5.5. Attribute Types

In some instances, it is necessary to define the types of attribute values or the explicit set of permitted values for attributes. The following attribute types (defined in the XML 1.0 Recommendation) are used in the definitions of the abstract modules:

Attribute TypeDefinition
CDATACharacter data
IDA document-unique identifier
IDREFA reference to a document-unique identifier
IDREFSA space-separated list of references to document-unique identifiers
NMTOKENA name composed of only name tokens as defined in XML 1.0 [XML].
NMTOKENSOne or more white space separated NMTOKEN values
NUMBERSequence of one or more digits ([0-9])

In addition to these pre-defined data types, XHTML Modularization defines the following data types and their semantics (as appropriate):

Data typeDescription
CharacterA single character, as per section 2.2 of [XML].
CharactersA white space separated list of Character values.
CharsetA character encoding, as per [RFC2045].
EncodingsA comma-separated list of 'charset's with optional q parameters, as defined in section 14.2 of [RFC2616] as the field value of the Accept-Charset request header.
ContentType A media type, as per [RFC2045].
ContentTypes Attributes of this type identify the allowable content type(s) of an associated URI (usually a value of another attribute on the same element). At its most general, it is a comma-separated list of media ranges with optional accept parameters, as defined in section 14.1 of [RFC2616] as the field value of the accept request header.

In its simplest case, this is just a media type, such as "image/png" or "application/xml", but it may also contain asterisks, such as "image/*" or "*/*", or lists of acceptable media types, such as "image/png, image/gif, image/jpeg".

The user agent must combine this list with its own list of acceptable media types by taking the intersection, and then use the resulting list as the field value of the accept request header when requesting the resource using HTTP.

For instance, if the attribute specifies the value "image/png, image/gif, image/jpeg", but the user agent does not accept images of type "image/gif" then the resultant accept header would contain "image/png, image/jpeg".

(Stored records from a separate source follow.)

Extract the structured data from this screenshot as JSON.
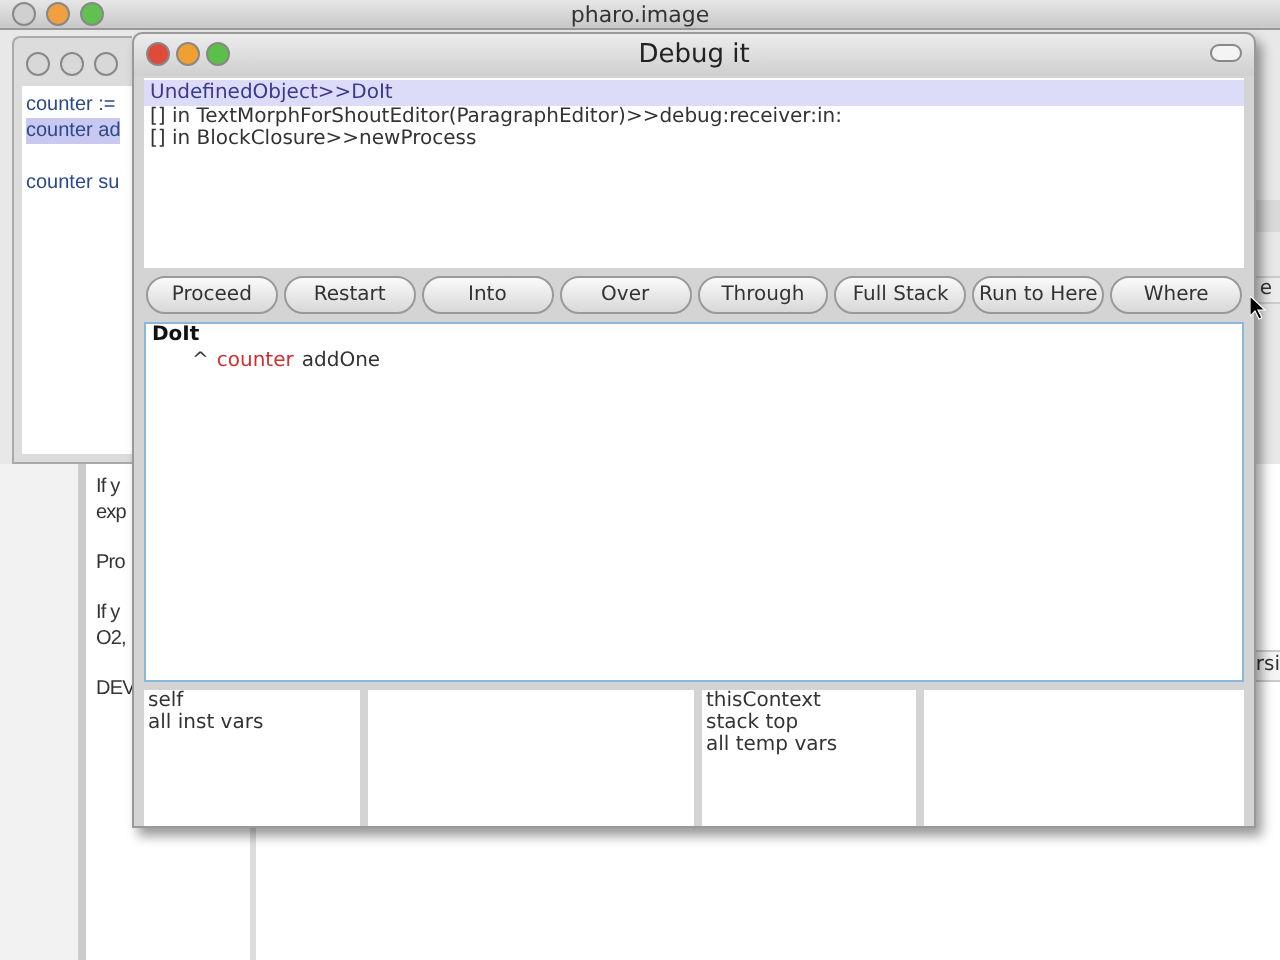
{
  "desktop_window": {
    "title": "pharo.image"
  },
  "workspace": {
    "lines": [
      {
        "text": "counter :=",
        "selected": false
      },
      {
        "text": "counter ad",
        "selected": true
      },
      {
        "text": "counter su",
        "selected": false
      }
    ]
  },
  "background_text": {
    "paragraphs": [
      [
        "If y",
        "exp"
      ],
      [
        "Pro"
      ],
      [
        "If y",
        "O2,"
      ],
      [
        "DEV"
      ]
    ]
  },
  "right_fragments": [
    "e",
    "rsi"
  ],
  "debugger": {
    "title": "Debug it",
    "stack": [
      {
        "text": "UndefinedObject>>DoIt",
        "selected": true
      },
      {
        "text": "[] in TextMorphForShoutEditor(ParagraphEditor)>>debug:receiver:in:",
        "selected": false
      },
      {
        "text": "[] in BlockClosure>>newProcess",
        "selected": false
      }
    ],
    "buttons": [
      "Proceed",
      "Restart",
      "Into",
      "Over",
      "Through",
      "Full Stack",
      "Run to Here",
      "Where"
    ],
    "code": {
      "method": "DoIt",
      "tokens": [
        {
          "text": "^",
          "kind": "plain"
        },
        {
          "text": "counter",
          "kind": "variable"
        },
        {
          "text": "addOne",
          "kind": "plain"
        }
      ]
    },
    "receiver_inspector": {
      "items": [
        "self",
        "all inst vars"
      ]
    },
    "context_inspector": {
      "items": [
        "thisContext",
        "stack top",
        "all temp vars"
      ]
    }
  }
}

A user agent must imitate similar behavior when using other methods than HTTP. For instance, when accessing files in a local filestore, <p src="logo" srctype="image/png, image/jpeg"> might cause the user agent first to look for a file logo.png, and then for logo.jpg.

If a value for the content type is not given, "*/*" must be used for its value.

For the current list of registered content types, please consult [MIMETYPES].

CoordinatesComma separated list of Lengths used in defining areas.
CURIEsOne or more white space separated CURIE values
DatetimeDate and time information, as defined by the type dateTime in [XMLSCHEMA] except that the timezone part is required.
HrefTargetName used as destination for results of certain actions, with legal values as defined by NMTOKEN.
LanguageCodeA language code. The values should conform to [RFC3066] or its successors.
LanguageCodesA comma-separated list of language ranges with optional q parameters, as defined in section 14.4 of [RFC2616] as the field value of the Accept-Language request header. Individual language codes should conform to [RFC3066] or its successors.
Length Either a number, representing a number of pixels, or a percentage, representing a percentage of the available horizontal or vertical space. Thus, the value "50%" means half of the available space.
LocationPath A location path as defined in [XPATH].

A comma-separated list of media descriptors as described by [CSS2]. The default is all.

NumberOne or more digits
QNameAn [XMLNS]-qualified name. See QName for a formal definition.
QNamesOne or more white space separated QName values
TextA character string.
URIAn Internationalized Resource Identifier Reference, as defined by [IRI].
URIorSafeCURIEA URI (as defined above) or Safe Compact URI [CURIE].
URIorSafeCURIEsOne or more white space separated URIorSafeCURIE values.
URIsA space-separated list of URIs as defined above.

Implementation: RELAX NG, XML Schema